While Apple is known for bringing revolutionary products to market, it should also be recognized for its acquisition savvy. Take its shrewd acquisition of Siri, developer of the eponymous voice-activated personal assistant, for close to $200 million. We've all been listening to Apple's advertisements for the new 4S iPhone showing users accessing Siri. Literally overnight Siri became a household name, and for good reason. You become the lord over "your humble servant" Siri, so ready to be commanded, all for $199.
No wonder Apple sold 4 million 4S iPhones in 3 days, its most successful product launch ever. The profits from that one weekend probably more than covered Siri's acquisition costs. Talk about bang for the buck.
But that's just the beginning. Expect Siri to become part of the iPad and Mac experience as Apple upgrades these products. Right now Siri doesn't perform many functions, but Apple says it intends to link Siri to more databases over time. As I've noted, Siri is an evolutionary product, one that will open a new dimension to communication:
Apple's iPhone 4S just revolutionized how we communicate with the introduction of Siri, the world's first serious stab at artificial intelligence. Just as the iPhone revolutionized the cell phone, Siri will revolutionize the smart phone. Apple has just transcended the known world of the smart phone.
It's an entry into a new world in which people converse with machines:
Siri will become both a trusted advisor and a friend, one you can carry around in your pocket, and the iPhone, as a result, will become an even more integral part of your life.
The opportunity for Siri is boundless.
In his biography, Steve Jobs, known for his secrecy surrounding new Apple products, nevertheless spilled the beans: He had come up with an exquisite new TV.
It will have the simplest user interface you could imagine. I finally cracked it.
Could that "interface" be Siri? Voice-activation would be an elegant solution for creating an integrated television, simplifying how viewers order up their television entertainment. Siri could help Apple enter a gigantic market that could ultimately dwarf the smartphone business.
Contrast Apple's smart purchase to Hewlett-Packard's acquisition-happy $43 billion six-year shopping spree, in which HP gobbled up EDS, 3COM, Palm, 3Par, and now the very expensive Autonomy. HP's floundering moves did little, if anything, to boost its free cash flow. Average yearly FCF of $8.9 billion didn't budge from its 2006 $8.8 billion FCF. New CEO Meg Whitman has renounced "big acquisitions."
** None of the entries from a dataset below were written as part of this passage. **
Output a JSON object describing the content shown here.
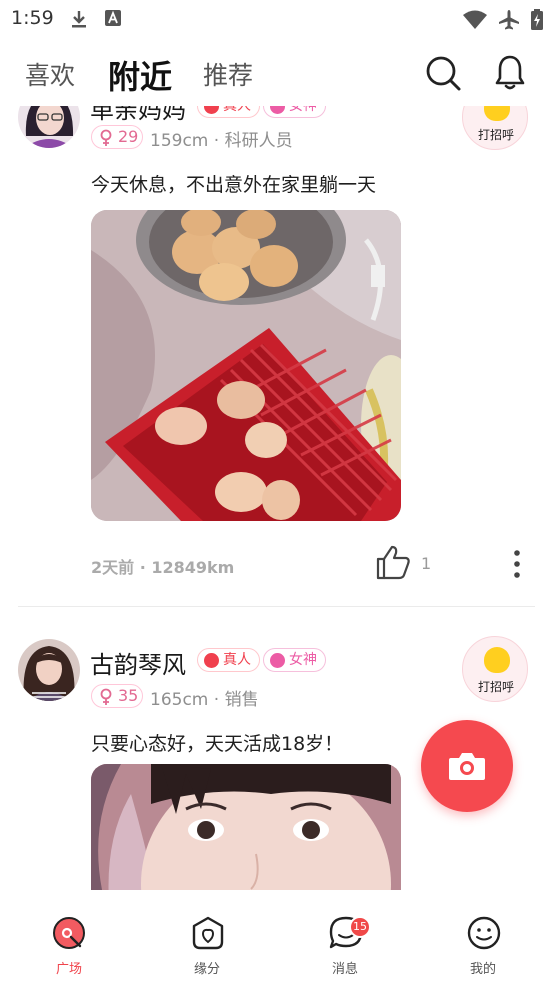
{
  "status_bar": {
    "time": "1:59",
    "left_icons": [
      "download-icon",
      "text-a-icon"
    ],
    "right_icons": [
      "wifi-icon",
      "airplane-icon",
      "battery-icon"
    ]
  },
  "header": {
    "tabs": [
      {
        "label": "喜欢",
        "active": false
      },
      {
        "label": "附近",
        "active": true
      },
      {
        "label": "推荐",
        "active": false
      }
    ],
    "icons": [
      "search-icon",
      "bell-icon"
    ]
  },
  "posts": [
    {
      "name": "单亲妈妈",
      "badges": [
        "真人",
        "女神"
      ],
      "age": "29",
      "meta": "159cm · 科研人员",
      "greet_label": "打招呼",
      "text": "今天休息，不出意外在家里躺一天",
      "photo_subject": "eggs-in-basket-photo",
      "time_distance": "2天前 · 12849km",
      "likes": "1"
    },
    {
      "name": "古韵琴风",
      "badges": [
        "真人",
        "女神"
      ],
      "age": "35",
      "meta": "165cm · 销售",
      "greet_label": "打招呼",
      "text": "只要心态好，天天活成18岁！",
      "photo_subject": "selfie-photo"
    }
  ],
  "camera_button_icon": "camera-icon",
  "bottom_nav": {
    "items": [
      {
        "label": "广场",
        "icon": "plaza-icon",
        "active": true
      },
      {
        "label": "缘分",
        "icon": "fate-icon",
        "active": false
      },
      {
        "label": "消息",
        "icon": "message-icon",
        "active": false
      },
      {
        "label": "我的",
        "icon": "profile-icon",
        "active": false
      }
    ],
    "message_badge": "15"
  },
  "colors": {
    "accent": "#f5494f",
    "badge_real": "#f0404e",
    "badge_goddess": "#ec5ca5",
    "greet_bg": "#fdeff1"
  }
}
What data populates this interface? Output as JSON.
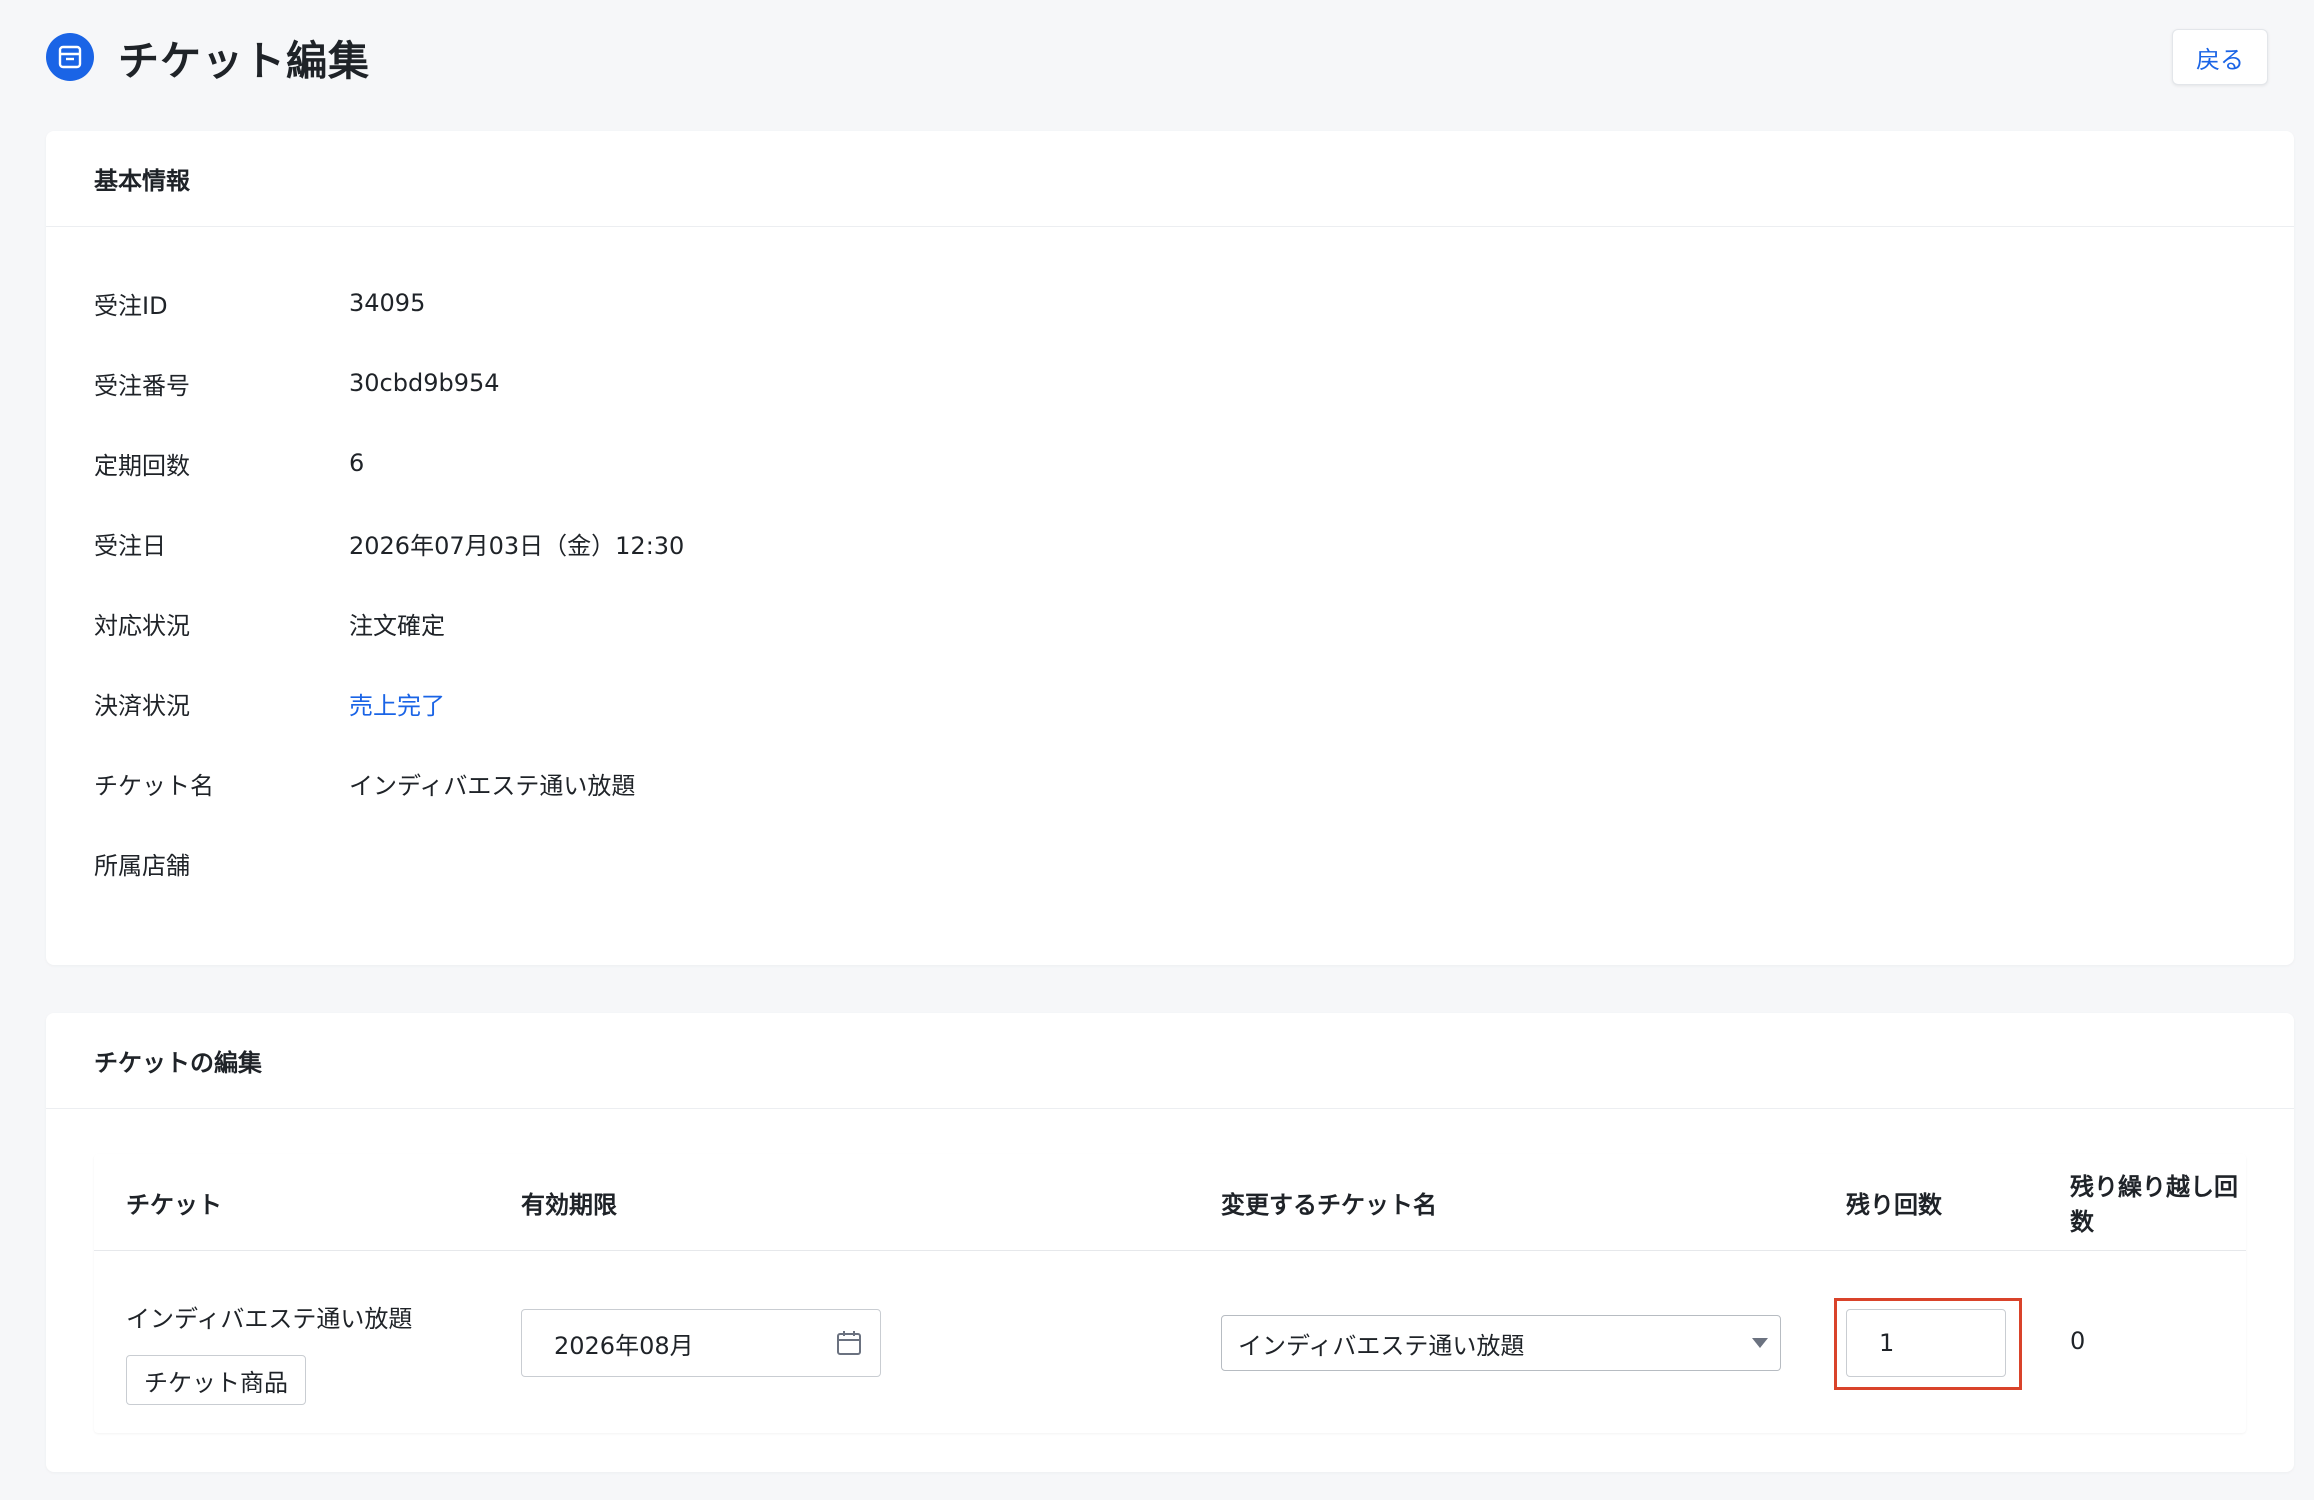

Rest assured, for a meager $200 million, Siri will alter how we interact with machines. Apple's purchase of Siri may be one of the great acquisitions of all time, building a still bigger moat for the company. With the addition of Siri, investors can look forward to years of strong revenue and earnings growth. Apple is a buy.
Disclosure: I am long AAPL.